During the slower times during the offseason, we’ll occasionally reach into our Celtics Mailbag and pull out a question to field in the blog. Hop HERE to submit a question and keep an eye out for the latest edition of our weekly mailbag.
AP Photo/Winslow Townson
Can the Celtics rekindle this championship magic with an aging roster? Time will tell.Q: Where exactly do you think my Celtics will stand next year? Despite losing Game 7 of the NBA Finals by a mere four points and (most) everyone returning, I keep hearing people say the C's are out of gas. Do you believe the Celtics have enough fight in them to finish atop the East, or, better yet, make it to the Finals again?
--Paul, Elk Grove, Calif.
A: It is somewhat unique to see a defending conference champion keep its core together, yet have its own captain lament the lack of impact offseason moves. I think we saw a Celtics team, one short on depth, run out of steam in the NBA Finals, and I think some are simply questioning whether they have the horses to not only get back to the Finals but get over the hump, particularly when you look at how the rest of the Eastern Conference has loaded up thus far.
Those worried about the depth and durability of this team see an aging roster that will enter the season shorthanded by the knee injury to starting center Kendrick Perkins. What’s more, the team has done little to fortify its bench (the loss of Tony Allen offset only by the addition of unproven rookies in Avery Bradley and Semih Erden).
The one impact signing -- Jermaine O’Neal with the mid-level exception -- was made with eyes toward filling the void of Perkins as he recovers from ACL surgery, and even when O’Neal slides into a reserve role, some view him as simply a lateral-move replacement for Rasheed Wallace (assuming Wallace retires).
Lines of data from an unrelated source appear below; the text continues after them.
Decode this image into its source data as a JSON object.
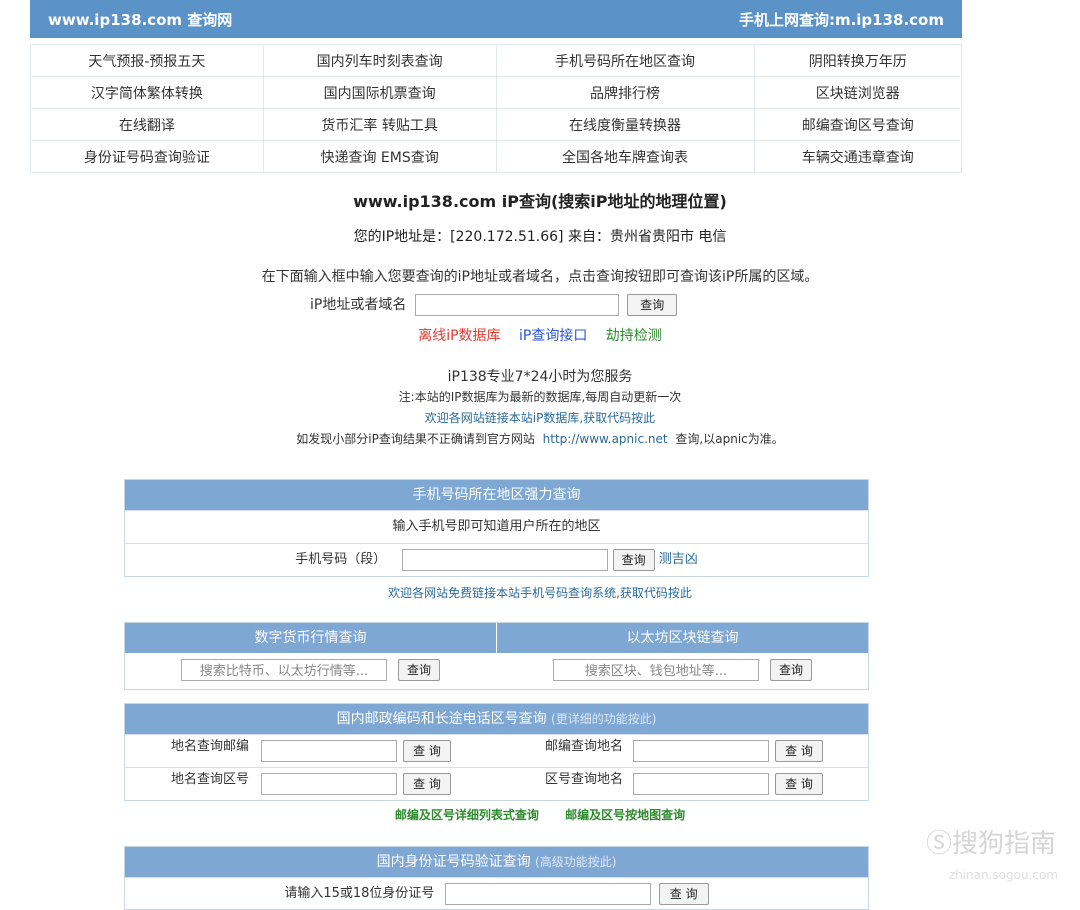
{
  "header": {
    "site": "www.ip138.com 查询网",
    "mobile": "手机上网查询:m.ip138.com"
  },
  "nav": [
    [
      "天气预报-预报五天",
      "国内列车时刻表查询",
      "手机号码所在地区查询",
      "阴阳转换万年历"
    ],
    [
      "汉字简体繁体转换",
      "国内国际机票查询",
      "品牌排行榜",
      "区块链浏览器"
    ],
    [
      "在线翻译",
      "货币汇率 转贴工具",
      "在线度衡量转换器",
      "邮编查询区号查询"
    ],
    [
      "身份证号码查询验证",
      "快递查询 EMS查询",
      "全国各地车牌查询表",
      "车辆交通违章查询"
    ]
  ],
  "main": {
    "title": "www.ip138.com iP查询(搜索iP地址的地理位置)",
    "your_ip": "您的IP地址是：[220.172.51.66] 来自：贵州省贵阳市 电信",
    "hint": "在下面输入框中输入您要查询的iP地址或者域名，点击查询按钮即可查询该iP所属的区域。",
    "ip_label": "iP地址或者域名",
    "query_btn": "查询",
    "links": [
      "离线iP数据库",
      "iP查询接口",
      "劫持检测"
    ],
    "service": "iP138专业7*24小时为您服务",
    "note1": "注:本站的IP数据库为最新的数据库,每周自动更新一次",
    "note2": "欢迎各网站链接本站iP数据库,获取代码按此",
    "note3_pre": "如发现小部分iP查询结果不正确请到官方网站",
    "note3_link": "http://www.apnic.net",
    "note3_post": "查询,以apnic为准。"
  },
  "mobile_panel": {
    "title": "手机号码所在地区强力查询",
    "desc": "输入手机号即可知道用户所在的地区",
    "label": "手机号码（段）",
    "btn": "查询",
    "extra": "测吉凶",
    "footer": "欢迎各网站免费链接本站手机号码查询系统,获取代码按此"
  },
  "crypto_panel": {
    "left_title": "数字货币行情查询",
    "left_placeholder": "搜索比特币、以太坊行情等...",
    "right_title": "以太坊区块链查询",
    "right_placeholder": "搜索区块、钱包地址等...",
    "btn": "查询"
  },
  "postal_panel": {
    "title": "国内邮政编码和长途电话区号查询",
    "title_note": "(更详细的功能按此)",
    "rows": [
      {
        "l_label": "地名查询邮编",
        "r_label": "邮编查询地名"
      },
      {
        "l_label": "地名查询区号",
        "r_label": "区号查询地名"
      }
    ],
    "btn": "查 询",
    "link1": "邮编及区号详细列表式查询",
    "link2": "邮编及区号按地图查询"
  },
  "id_panel": {
    "title": "国内身份证号码验证查询",
    "title_note": "(高级功能按此)",
    "label": "请输入15或18位身份证号",
    "btn": "查 询"
  },
  "watermark": {
    "brand": "Ⓢ搜狗指南",
    "domain": "zhinan.sogou.com"
  },
  "colors": {
    "header_bg": "#5b92c8",
    "panel_head": "#7ea7d3",
    "red_link": "#e03c31",
    "blue_link": "#2a55d6",
    "green_link": "#2e8b2e"
  }
}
So can the Celtics capture Banner 18 with this team? Of course. This crew came six minutes away from an NBA title last season and that’s with an injury-riddled lineup (Perkins suffered the ACL tear in Game 6; Kevin Garnett only started to overcome right knee injuries late in the year; Paul Pierce had several injuries throughout the season; Ray Allen reportedly had a nasty thigh bruise in the Finals; Rajon Rondo battled lower back/glute issues through the latter rounds of the postseason; and Wallace could barely sit on off-days with a balky back during the Eastern Conference finals and NBA Finals). But injuries are a part of the NBA, and no player is 100 percent by the time the Finals around, so the Celtics can’t lean on that.
Concerns about the Celtics will only be acquiesced when the regular season tips off in late October. If this team comes out and starts the season 23-5, as it did last year, no one is going to worry about age. In fact, age only became an issue last season when injuries took over and the Green struggled into the new calendar year.
Those worried about Boston’s lack of moves thus far should heed the advice of Celtics president of basketball operations Danny Ainge and remember that it’s merely “halftime” of the NBA offseason. Because of the team’s cap situation, they’re almost forced to take a wait-and-see approach as the market plays out from here.
In the end, they’ll spice up their roster with a veteran or two who are willing take a discount for a chance at a title. Then let’s see what Ainge can do with Wallace (whether it’s coaxing him back for another season or trading his contract to fill a need at wing or up front).
But I do think Boston needs to make roster upgrades and add as much depth as possible. When you look at why they fell short of world titles the past two seasons, injuries hindered the team, but so did a lack of depth to offset them.